TASK ITEM: Copy every entry exactly as it stands, though any image it holds should stay out of the copy.

Data about app and page elements
◇ ◇ ◇ ◇ ◇ ◇ ◇
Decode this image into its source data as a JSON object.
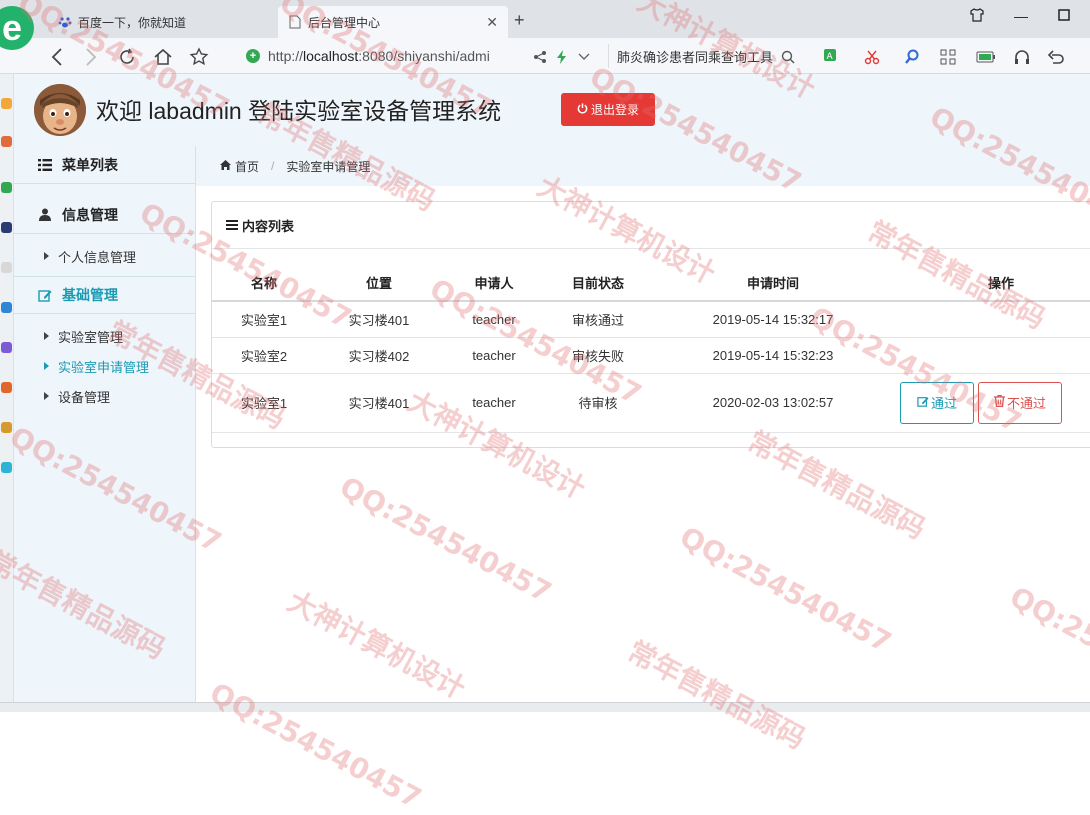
{
  "browser": {
    "tabs": [
      {
        "label": "百度一下，你就知道",
        "active": false
      },
      {
        "label": "后台管理中心",
        "active": true
      }
    ],
    "address": {
      "prefix": "http://",
      "host": "localhost",
      "rest": ":8080/shiyanshi/admi"
    },
    "search_text": "肺炎确诊患者同乘查询工具"
  },
  "header": {
    "welcome": "欢迎 labadmin 登陆实验室设备管理系统",
    "logout_label": "退出登录"
  },
  "sidebar": {
    "title": "菜单列表",
    "groups": [
      {
        "label": "信息管理",
        "items": [
          "个人信息管理"
        ]
      },
      {
        "label": "基础管理",
        "items": [
          "实验室管理",
          "实验室申请管理",
          "设备管理"
        ]
      }
    ],
    "active_item": "实验室申请管理"
  },
  "breadcrumb": {
    "home": "首页",
    "current": "实验室申请管理"
  },
  "panel": {
    "title": "内容列表",
    "columns": [
      "名称",
      "位置",
      "申请人",
      "目前状态",
      "申请时间",
      "操作"
    ],
    "rows": [
      {
        "name": "实验室1",
        "location": "实习楼401",
        "applicant": "teacher",
        "status": "审核通过",
        "time": "2019-05-14 15:32:17"
      },
      {
        "name": "实验室2",
        "location": "实习楼402",
        "applicant": "teacher",
        "status": "审核失败",
        "time": "2019-05-14 15:32:23"
      },
      {
        "name": "实验室1",
        "location": "实习楼401",
        "applicant": "teacher",
        "status": "待审核",
        "time": "2020-02-03 13:02:57"
      }
    ],
    "approve_label": "通过",
    "reject_label": "不通过"
  },
  "watermarks": [
    "QQ:254540457",
    "大神计算机设计",
    "常年售精品源码"
  ]
}
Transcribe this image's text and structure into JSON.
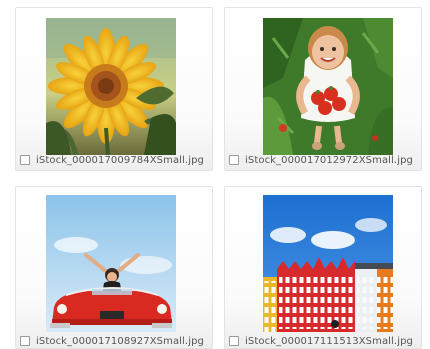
{
  "grid": {
    "items": [
      {
        "filename": "iStock_000017009784XSmall.jpg",
        "image": "sunflower-photo"
      },
      {
        "filename": "iStock_000017012972XSmall.jpg",
        "image": "girl-with-tomatoes-photo"
      },
      {
        "filename": "iStock_000017108927XSmall.jpg",
        "image": "woman-in-red-convertible-photo"
      },
      {
        "filename": "iStock_000017111513XSmall.jpg",
        "image": "colorful-houses-photo"
      }
    ]
  }
}
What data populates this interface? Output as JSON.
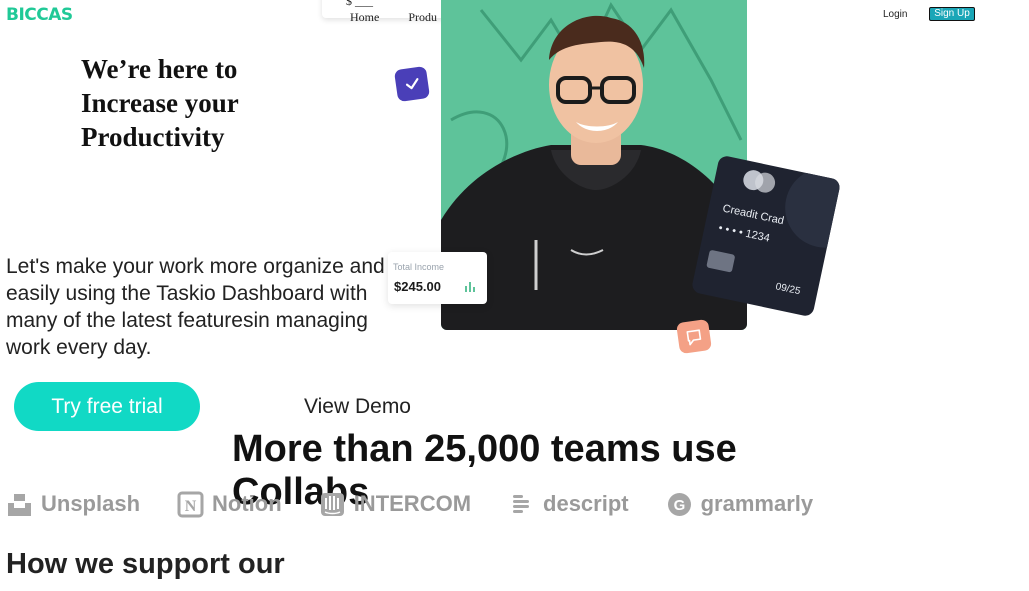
{
  "header": {
    "logo": "BICCAS",
    "nav_pill_text": "$ ___",
    "nav_links": [
      "Home",
      "Produ"
    ],
    "login": "Login",
    "signup": "Sign Up"
  },
  "hero": {
    "headline": "We’re here to Increase your Productivity",
    "lead": "Let's make your work more organize and easily using the Taskio Dashboard with many of the latest featuresin managing work every day.",
    "try_button": "Try free trial",
    "demo_link": "View Demo"
  },
  "income_card": {
    "label": "Total Income",
    "value": "$245.00"
  },
  "credit_card": {
    "name": "Creadit Crad",
    "number": "• • • •  1234",
    "expiry": "09/25"
  },
  "teams": {
    "title": "More than 25,000 teams use Collabs"
  },
  "brands": [
    {
      "name": "Unsplash",
      "icon": "unsplash-icon"
    },
    {
      "name": "Notion",
      "icon": "notion-icon"
    },
    {
      "name": "INTERCOM",
      "icon": "intercom-icon"
    },
    {
      "name": "descript",
      "icon": "descript-icon"
    },
    {
      "name": "grammarly",
      "icon": "grammarly-icon"
    }
  ],
  "support": {
    "title": "How we support our"
  },
  "colors": {
    "brand": "#20c997",
    "cta": "#11d9c5",
    "hero_bg": "#5ec39a",
    "check_badge": "#4a3fb8",
    "msg_badge": "#f4a186",
    "card": "#1f2330",
    "signup": "#1aa6b7"
  }
}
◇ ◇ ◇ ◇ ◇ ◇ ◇
OUTPUT OF THE TASK:
Decode this image into its source data as a JSON object.
{
  "browser": {
    "tabs": [
      {
        "label": "百度一下，你就知道",
        "active": false
      },
      {
        "label": "后台管理中心",
        "active": true
      }
    ],
    "address": {
      "prefix": "http://",
      "host": "localhost",
      "rest": ":8080/shiyanshi/admi"
    },
    "search_text": "肺炎确诊患者同乘查询工具"
  },
  "header": {
    "welcome": "欢迎 labadmin 登陆实验室设备管理系统",
    "logout_label": "退出登录"
  },
  "sidebar": {
    "title": "菜单列表",
    "groups": [
      {
        "label": "信息管理",
        "items": [
          "个人信息管理"
        ]
      },
      {
        "label": "基础管理",
        "items": [
          "实验室管理",
          "实验室申请管理",
          "设备管理"
        ]
      }
    ],
    "active_item": "实验室申请管理"
  },
  "breadcrumb": {
    "home": "首页",
    "current": "实验室申请管理"
  },
  "panel": {
    "title": "内容列表",
    "columns": [
      "名称",
      "位置",
      "申请人",
      "目前状态",
      "申请时间",
      "操作"
    ],
    "rows": [
      {
        "name": "实验室1",
        "location": "实习楼401",
        "applicant": "teacher",
        "status": "审核通过",
        "time": "2019-05-14 15:32:17"
      },
      {
        "name": "实验室2",
        "location": "实习楼402",
        "applicant": "teacher",
        "status": "审核失败",
        "time": "2019-05-14 15:32:23"
      },
      {
        "name": "实验室1",
        "location": "实习楼401",
        "applicant": "teacher",
        "status": "待审核",
        "time": "2020-02-03 13:02:57"
      }
    ],
    "approve_label": "通过",
    "reject_label": "不通过"
  },
  "watermarks": [
    "QQ:254540457",
    "大神计算机设计",
    "常年售精品源码"
  ]
}
Transcribe this image's text and structure into JSON.
{
  "grid": {
    "items": [
      {
        "filename": "iStock_000017009784XSmall.jpg",
        "image": "sunflower-photo"
      },
      {
        "filename": "iStock_000017012972XSmall.jpg",
        "image": "girl-with-tomatoes-photo"
      },
      {
        "filename": "iStock_000017108927XSmall.jpg",
        "image": "woman-in-red-convertible-photo"
      },
      {
        "filename": "iStock_000017111513XSmall.jpg",
        "image": "colorful-houses-photo"
      }
    ]
  }
}
What data populates this interface? Output as JSON.
{
  "header": {
    "logo": "BICCAS",
    "nav_pill_text": "$ ___",
    "nav_links": [
      "Home",
      "Produ"
    ],
    "login": "Login",
    "signup": "Sign Up"
  },
  "hero": {
    "headline": "We’re here to Increase your Productivity",
    "lead": "Let's make your work more organize and easily using the Taskio Dashboard with many of the latest featuresin managing work every day.",
    "try_button": "Try free trial",
    "demo_link": "View Demo"
  },
  "income_card": {
    "label": "Total Income",
    "value": "$245.00"
  },
  "credit_card": {
    "name": "Creadit Crad",
    "number": "• • • •  1234",
    "expiry": "09/25"
  },
  "teams": {
    "title": "More than 25,000 teams use Collabs"
  },
  "brands": [
    {
      "name": "Unsplash",
      "icon": "unsplash-icon"
    },
    {
      "name": "Notion",
      "icon": "notion-icon"
    },
    {
      "name": "INTERCOM",
      "icon": "intercom-icon"
    },
    {
      "name": "descript",
      "icon": "descript-icon"
    },
    {
      "name": "grammarly",
      "icon": "grammarly-icon"
    }
  ],
  "support": {
    "title": "How we support our"
  },
  "colors": {
    "brand": "#20c997",
    "cta": "#11d9c5",
    "hero_bg": "#5ec39a",
    "check_badge": "#4a3fb8",
    "msg_badge": "#f4a186",
    "card": "#1f2330",
    "signup": "#1aa6b7"
  }
}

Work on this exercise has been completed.